In Harris v. Fleming, 839 F.2d 1232, 1235 (7th Cir. 1988), the Seventh Circuit held that five to ten days confinement in a filthy, roach-infested cell without toilet paper, toothbrush or toothpaste, did not rise to the level of an unconstitutional condition of confinement. In Morissette v. Peters, 45 F.3d 1119, 1122--23 (7th Cir. 1995), ten days' confinement in a filthy cell without cleaning supplies was not unconstitutional.
Claims of adverse conditions for as short a period of time as Plaintiff's have been allowed to proceed only when the conditions were extreme.
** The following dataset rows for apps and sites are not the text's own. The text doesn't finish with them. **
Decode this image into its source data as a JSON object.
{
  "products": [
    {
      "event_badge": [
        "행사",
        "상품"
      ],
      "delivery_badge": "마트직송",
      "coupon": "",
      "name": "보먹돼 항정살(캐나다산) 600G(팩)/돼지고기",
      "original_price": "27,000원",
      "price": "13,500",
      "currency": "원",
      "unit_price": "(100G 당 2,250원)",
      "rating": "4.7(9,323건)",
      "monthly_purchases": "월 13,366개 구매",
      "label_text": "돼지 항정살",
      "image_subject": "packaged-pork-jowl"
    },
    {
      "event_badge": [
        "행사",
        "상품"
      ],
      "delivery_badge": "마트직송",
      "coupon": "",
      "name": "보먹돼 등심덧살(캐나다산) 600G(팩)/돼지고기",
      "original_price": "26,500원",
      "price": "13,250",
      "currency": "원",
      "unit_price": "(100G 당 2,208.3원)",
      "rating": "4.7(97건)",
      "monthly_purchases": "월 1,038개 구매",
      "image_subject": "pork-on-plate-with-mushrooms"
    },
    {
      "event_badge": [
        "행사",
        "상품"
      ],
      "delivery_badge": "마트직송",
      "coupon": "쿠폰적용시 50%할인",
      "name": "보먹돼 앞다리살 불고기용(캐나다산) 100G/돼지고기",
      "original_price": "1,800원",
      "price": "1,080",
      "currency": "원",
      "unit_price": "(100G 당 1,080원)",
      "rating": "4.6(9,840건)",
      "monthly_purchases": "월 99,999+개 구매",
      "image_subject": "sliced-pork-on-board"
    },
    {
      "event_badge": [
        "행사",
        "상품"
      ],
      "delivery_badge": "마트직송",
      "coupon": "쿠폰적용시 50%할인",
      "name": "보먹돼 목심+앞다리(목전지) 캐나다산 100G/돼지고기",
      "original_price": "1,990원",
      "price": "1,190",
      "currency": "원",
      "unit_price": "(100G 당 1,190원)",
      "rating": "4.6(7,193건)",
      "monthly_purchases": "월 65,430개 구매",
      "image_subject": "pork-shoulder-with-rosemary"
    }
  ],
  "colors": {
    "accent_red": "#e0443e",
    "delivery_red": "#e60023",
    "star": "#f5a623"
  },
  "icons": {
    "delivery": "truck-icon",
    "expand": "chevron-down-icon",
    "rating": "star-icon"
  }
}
See Vinning--El v. Long, 482 F.3d 923, 924 (7th Cir. 2007) (prisoner held in cell for three to six days with no working sink or toilet, floor covered with water, and walls smeared with blood and feces); Johnson v. Pelker, 891 F.2d 136, 139 (7th Cir. 1989) (inmate held for three days in cell ...